If your group wants to run a lottery it must comply with the rules. This includes a limit on the amount of prize money, and restrictions on what gambling proceeds can be used for. You may not use the money for firearms, alcohol or tobacco. You also can’t pocket any fees or profits from running a lottery.
Ticket purchasers must be told about any conditions attached to the prizes. These must be clearly displayed before the lottery is drawn. The prizes must be of an appropriate value and a prize statement must be provided to the Secretary within three months of the lottery draw. In the United States, winners can choose to receive their winnings in a lump sum or as an annuity payment.
Chances of winning
Despite the odds of winning being extremely low, many people still play lottery games. This is because of an inextricable human desire to gamble, combined with the meritocratic belief that “somebody has to win.” It’s also a way to buy a luxury home world or take a vacation, and close all debts at once.
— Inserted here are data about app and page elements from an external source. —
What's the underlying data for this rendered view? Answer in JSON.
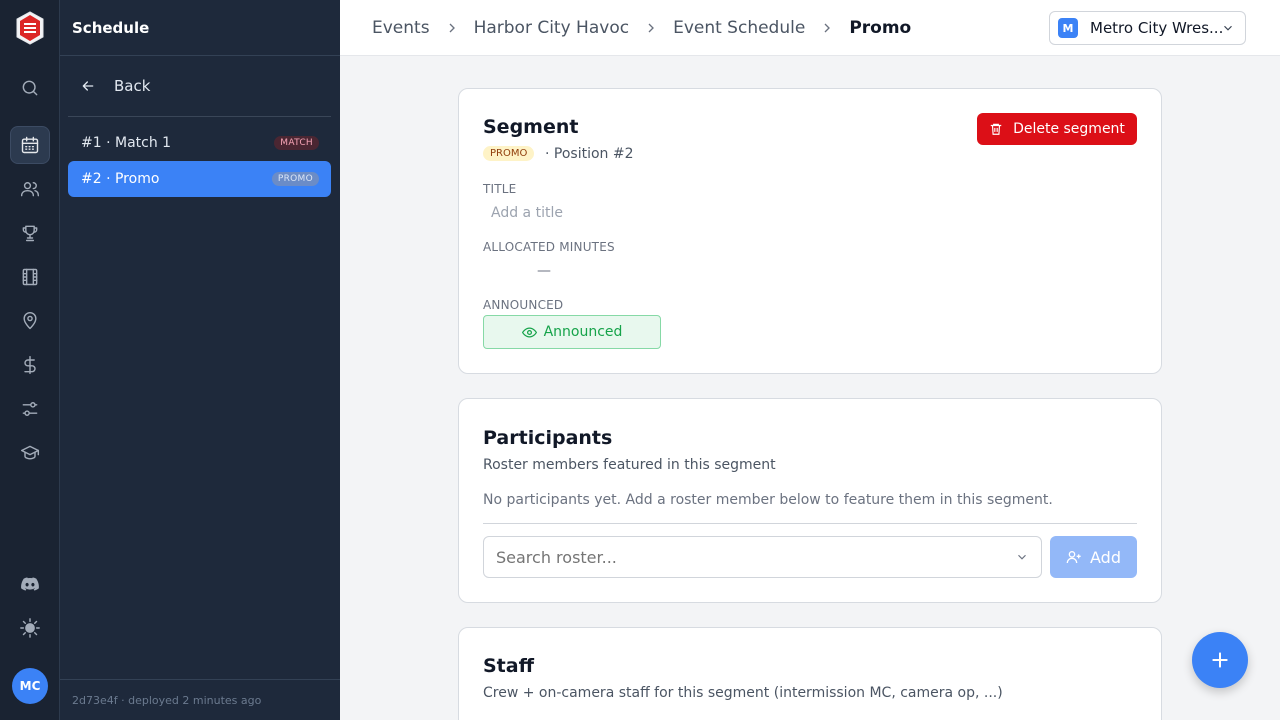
{
  "rail": {
    "items": [
      {
        "icon": "search-icon"
      },
      {
        "icon": "calendar-icon",
        "active": true
      },
      {
        "icon": "users-icon"
      },
      {
        "icon": "trophy-icon"
      },
      {
        "icon": "film-icon"
      },
      {
        "icon": "map-pin-icon"
      },
      {
        "icon": "dollar-icon"
      },
      {
        "icon": "sliders-icon"
      },
      {
        "icon": "graduation-cap-icon"
      }
    ],
    "bottom": [
      {
        "icon": "discord-icon"
      },
      {
        "icon": "sun-icon"
      }
    ],
    "avatar_initials": "MC"
  },
  "sidebar": {
    "title": "Schedule",
    "back_label": "Back",
    "items": [
      {
        "label": "#1 · Match 1",
        "badge": "MATCH"
      },
      {
        "label": "#2 · Promo",
        "badge": "PROMO",
        "active": true
      }
    ],
    "footer": {
      "hash": "2d73e4f",
      "deployed": "· deployed 2 minutes ago"
    }
  },
  "breadcrumb": [
    "Events",
    "Harbor City Havoc",
    "Event Schedule",
    "Promo"
  ],
  "org": {
    "initial": "M",
    "name": "Metro City Wres..."
  },
  "segment": {
    "heading": "Segment",
    "type_badge": "PROMO",
    "position": "· Position #2",
    "delete_label": "Delete segment",
    "title_label": "TITLE",
    "title_placeholder": "Add a title",
    "minutes_label": "ALLOCATED MINUTES",
    "minutes_value": "—",
    "announced_label": "ANNOUNCED",
    "announced_button": "Announced"
  },
  "participants": {
    "heading": "Participants",
    "subtitle": "Roster members featured in this segment",
    "empty_text": "No participants yet. Add a roster member below to feature them in this segment.",
    "search_placeholder": "Search roster...",
    "add_label": "Add"
  },
  "staff": {
    "heading": "Staff",
    "subtitle": "Crew + on-camera staff for this segment (intermission MC, camera op, ...)"
  },
  "colors": {
    "accent": "#3b82f6",
    "danger": "#dc0f17",
    "success": "#16a34a",
    "sidebar_bg": "#1e293b",
    "rail_bg": "#1a2332"
  }
}
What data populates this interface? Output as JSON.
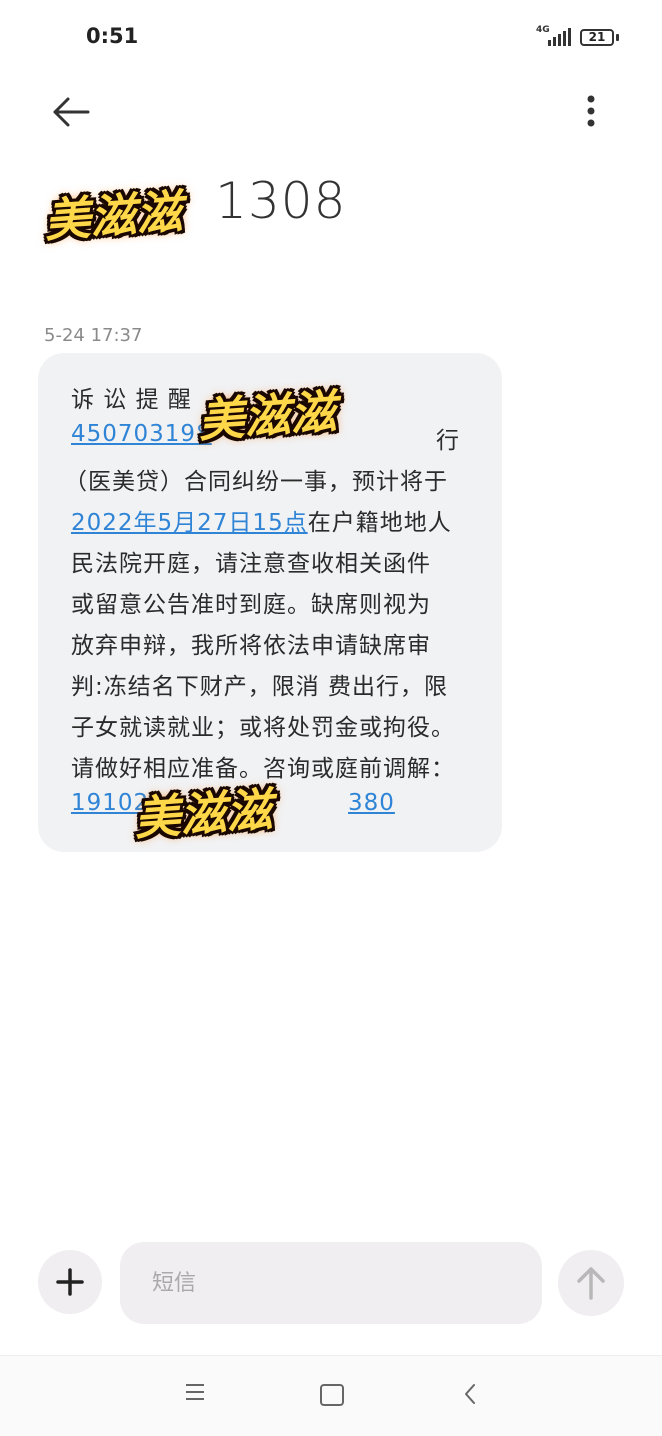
{
  "status_bar": {
    "time": "0:51",
    "network": "4G",
    "battery": "21"
  },
  "header": {
    "contact_number": "1308",
    "contact_subtitle": "",
    "back_icon": "arrow-left-icon",
    "more_icon": "more-vertical-icon"
  },
  "message": {
    "timestamp": "5-24 17:37",
    "lines": [
      "诉 讼 提 醒",
      "行",
      "（医美贷）合同纠纷一事，预计将于",
      "在户籍地地人",
      "民法院开庭，请注意查收相关函件",
      "或留意公告准时到庭。缺席则视为",
      "放弃申辩，我所将依法申请缺席审",
      "判:冻结名下财产，限消 费出行，限",
      "子女就读就业；或将处罚金或拘役。",
      "请做好相应准备。咨询或庭前调解："
    ],
    "link_id": "450703198",
    "link_date": "2022年5月27日15点",
    "link_phone_start": "19102",
    "link_phone_end": "380"
  },
  "watermark": {
    "text": "美滋滋"
  },
  "composer": {
    "placeholder": "短信",
    "add_icon": "plus-icon",
    "send_icon": "arrow-up-icon"
  },
  "nav": {
    "menu_icon": "menu-icon",
    "home_icon": "square-icon",
    "back_icon": "chevron-left-icon"
  },
  "colors": {
    "link": "#2f84d6",
    "bubble": "#f1f2f4",
    "input_bg": "#f1eef2"
  }
}
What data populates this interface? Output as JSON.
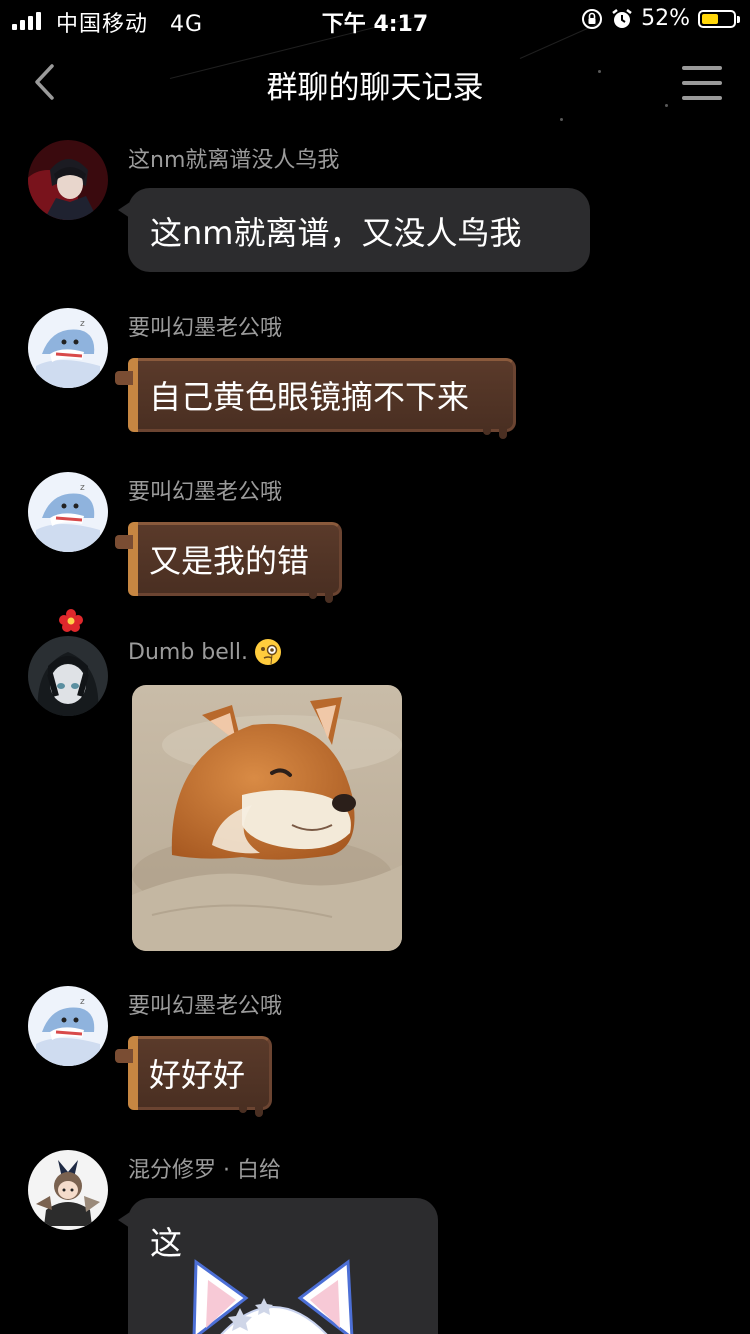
{
  "status_bar": {
    "carrier": "中国移动",
    "network": "4G",
    "time": "下午 4:17",
    "battery_percent_text": "52%",
    "battery_level": 0.52,
    "battery_color": "#ffd60a"
  },
  "nav": {
    "title": "群聊的聊天记录",
    "back_icon": "chevron-left-icon",
    "menu_icon": "hamburger-menu-icon"
  },
  "messages": [
    {
      "sender": "这nm就离谱没人鸟我",
      "type": "text-dark",
      "text": "这nm就离谱，又没人鸟我"
    },
    {
      "sender": "要叫幻墨老公哦",
      "type": "text-chocolate",
      "text": "自己黄色眼镜摘不下来"
    },
    {
      "sender": "要叫幻墨老公哦",
      "type": "text-chocolate",
      "text": "又是我的错"
    },
    {
      "sender": "Dumb bell.",
      "sender_emoji": "face-with-monocle-emoji",
      "type": "image",
      "image": "shiba-dog-in-sand-photo"
    },
    {
      "sender": "要叫幻墨老公哦",
      "type": "text-chocolate",
      "text": "好好好"
    },
    {
      "sender": "混分修罗 · 白给",
      "type": "text-dark-sticker",
      "text": "这",
      "sticker": "white-cat-ear-character-sticker"
    }
  ]
}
However, the odds of winning do not increase by playing more frequently or betting higher amounts. Each lottery game has independent odds that are not affected by the frequency of play or number of tickets purchased for each drawing.
Also, playing popular lottery games with large jackpots attracts a larger pool of players, which can affect your chances of winning. So, consider playing lesser-known lotteries with smaller jackpots and fewer participants.
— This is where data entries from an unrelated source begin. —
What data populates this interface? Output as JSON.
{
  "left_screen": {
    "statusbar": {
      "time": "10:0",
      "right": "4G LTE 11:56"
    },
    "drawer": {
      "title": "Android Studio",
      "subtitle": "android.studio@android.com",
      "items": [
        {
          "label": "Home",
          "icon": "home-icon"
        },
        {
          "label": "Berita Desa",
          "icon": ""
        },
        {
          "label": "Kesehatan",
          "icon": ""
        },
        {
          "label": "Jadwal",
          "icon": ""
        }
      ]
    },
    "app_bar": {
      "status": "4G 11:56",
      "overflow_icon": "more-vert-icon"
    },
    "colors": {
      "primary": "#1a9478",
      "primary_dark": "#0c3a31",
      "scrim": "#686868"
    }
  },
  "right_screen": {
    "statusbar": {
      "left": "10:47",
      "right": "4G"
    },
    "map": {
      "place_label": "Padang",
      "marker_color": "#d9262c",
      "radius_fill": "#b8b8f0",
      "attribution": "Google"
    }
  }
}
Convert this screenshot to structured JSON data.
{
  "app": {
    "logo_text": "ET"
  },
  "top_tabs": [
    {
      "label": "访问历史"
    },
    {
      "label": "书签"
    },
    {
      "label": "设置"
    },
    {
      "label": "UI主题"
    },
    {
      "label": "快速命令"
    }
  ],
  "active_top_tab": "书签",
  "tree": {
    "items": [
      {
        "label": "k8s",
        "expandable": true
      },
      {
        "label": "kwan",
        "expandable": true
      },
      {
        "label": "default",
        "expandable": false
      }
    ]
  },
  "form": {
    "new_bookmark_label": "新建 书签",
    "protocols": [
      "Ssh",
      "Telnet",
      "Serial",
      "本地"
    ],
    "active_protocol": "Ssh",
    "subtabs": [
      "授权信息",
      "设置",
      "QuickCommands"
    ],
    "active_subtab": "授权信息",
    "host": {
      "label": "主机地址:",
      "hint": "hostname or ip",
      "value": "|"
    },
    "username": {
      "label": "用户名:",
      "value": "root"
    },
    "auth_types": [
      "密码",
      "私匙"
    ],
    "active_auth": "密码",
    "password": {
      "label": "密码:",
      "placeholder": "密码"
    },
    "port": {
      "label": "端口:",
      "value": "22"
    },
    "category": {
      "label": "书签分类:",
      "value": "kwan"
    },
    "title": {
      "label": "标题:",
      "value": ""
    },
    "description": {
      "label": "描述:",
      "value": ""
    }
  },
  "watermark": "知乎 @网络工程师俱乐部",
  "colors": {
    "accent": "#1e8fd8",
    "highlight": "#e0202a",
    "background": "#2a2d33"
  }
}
Taxes on winnings
Winning the lottery can be a life-changing event, but it is important to consider how your winnings will affect your tax situation. You should consult with a tax professional before you receive your winnings to determine how much is required to be withheld for state and federal taxes. You should also earmark money to cover your tax liability in case you need to make estimated tax payments throughout the year.
Lottery winnings are considered taxable income in most states, including New York City and New Jersey. In addition to federal withholding taxes, they are subject to local taxes. The tax rate will vary from state to state, but the overall impact is similar. For example, a winner who wins a large jackpot would likely move into a higher tax bracket, which means that they could face an additional 24% tax on their winnings.
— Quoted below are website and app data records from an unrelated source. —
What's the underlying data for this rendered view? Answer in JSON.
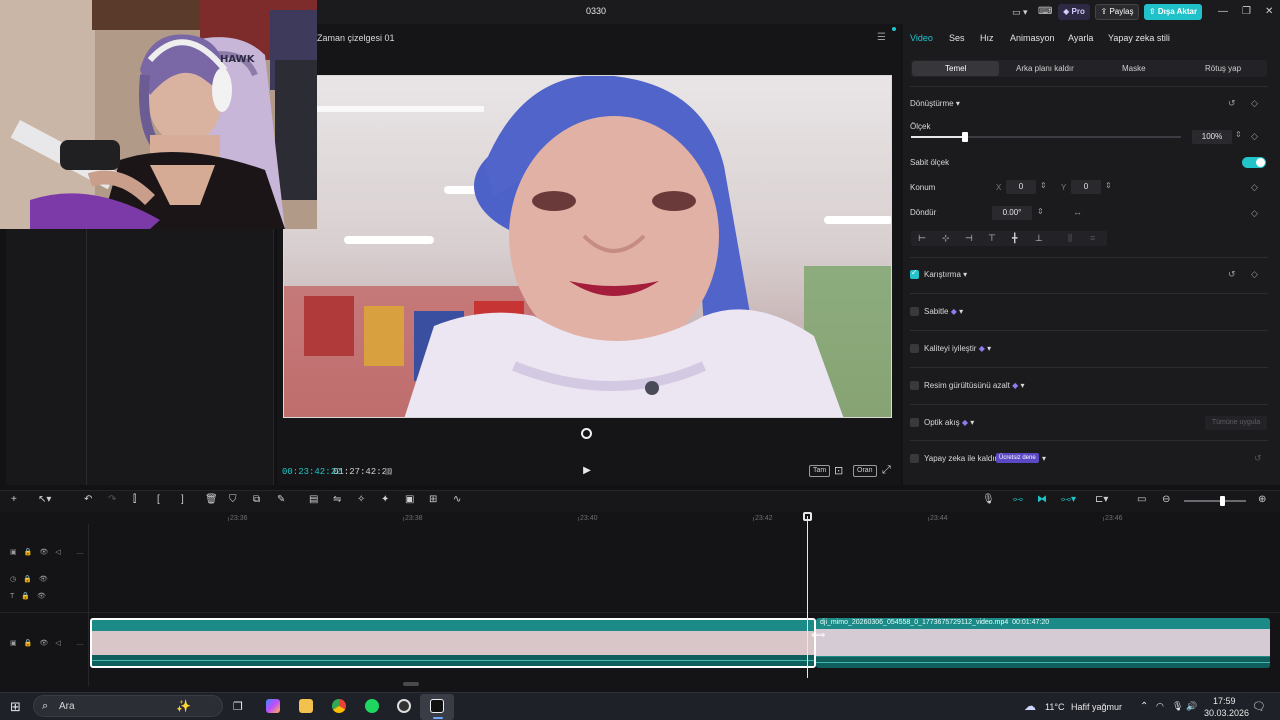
{
  "window": {
    "title": "0330",
    "pro_label": "Pro",
    "share_label": "Paylaş",
    "export_label": "Dışa Aktar"
  },
  "player": {
    "title": "Zaman çizelgesi 01",
    "time_current": "00:23:42:22",
    "time_total": "01:27:42:20",
    "btn_full": "Tam",
    "btn_ratio": "Oran"
  },
  "inspector": {
    "tabs": [
      "Video",
      "Ses",
      "Hız",
      "Animasyon",
      "Ayarla",
      "Yapay zeka stili"
    ],
    "active_tab": "Video",
    "subtabs": [
      "Temel",
      "Arka planı kaldır",
      "Maske",
      "Rötuş yap"
    ],
    "transform": {
      "title": "Dönüştürme",
      "scale_label": "Ölçek",
      "scale_value": "100%",
      "scale_fraction": 0.2,
      "fixed_scale_label": "Sabit ölçek",
      "position_label": "Konum",
      "x_label": "X",
      "x_value": "0",
      "y_label": "Y",
      "y_value": "0",
      "rotate_label": "Döndür",
      "rotate_value": "0.00°"
    },
    "sections": {
      "blend": "Karıştırma",
      "stabilize": "Sabitle",
      "enhance": "Kaliteyi iyileştir",
      "denoise": "Resim gürültüsünü azalt",
      "optical": "Optik akış",
      "optical_btn": "Tümüne uygula",
      "ai_remove": "Yapay zeka ile kaldır",
      "ai_badge": "Ücretsiz dene"
    }
  },
  "timeline": {
    "ticks": [
      "23:36",
      "23:38",
      "23:40",
      "23:42",
      "23:44",
      "23:46"
    ],
    "clip_name": "dji_mimo_20260306_054558_0_1773675729112_video.mp4",
    "clip_duration": "00:01:47:20"
  },
  "taskbar": {
    "search_placeholder": "Ara",
    "weather_temp": "11°C",
    "weather_desc": "Hafif yağmur",
    "time": "17:59",
    "date": "30.03.2026"
  }
}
Lottery ads often feature images of luxury vehicles and piles of gold, and suggest that winning the lottery will help you live your dream. There is a certain cruelty in this, not to mention the fact that it is often aimed at people who need money the most.
Another alternative to the lottery is to invest your money instead of buying tickets. This will yield a better return over time than buying tickets. And it will reduce your chances of becoming a winner.
Numbers are a big part of numerology, and many people believe that certain numbers are luckier than others. The renowned psychologist Carl Jung was an expert on numbers and a believer in synchronicity. He argued that coincidences occur more frequently than probability theories would predict.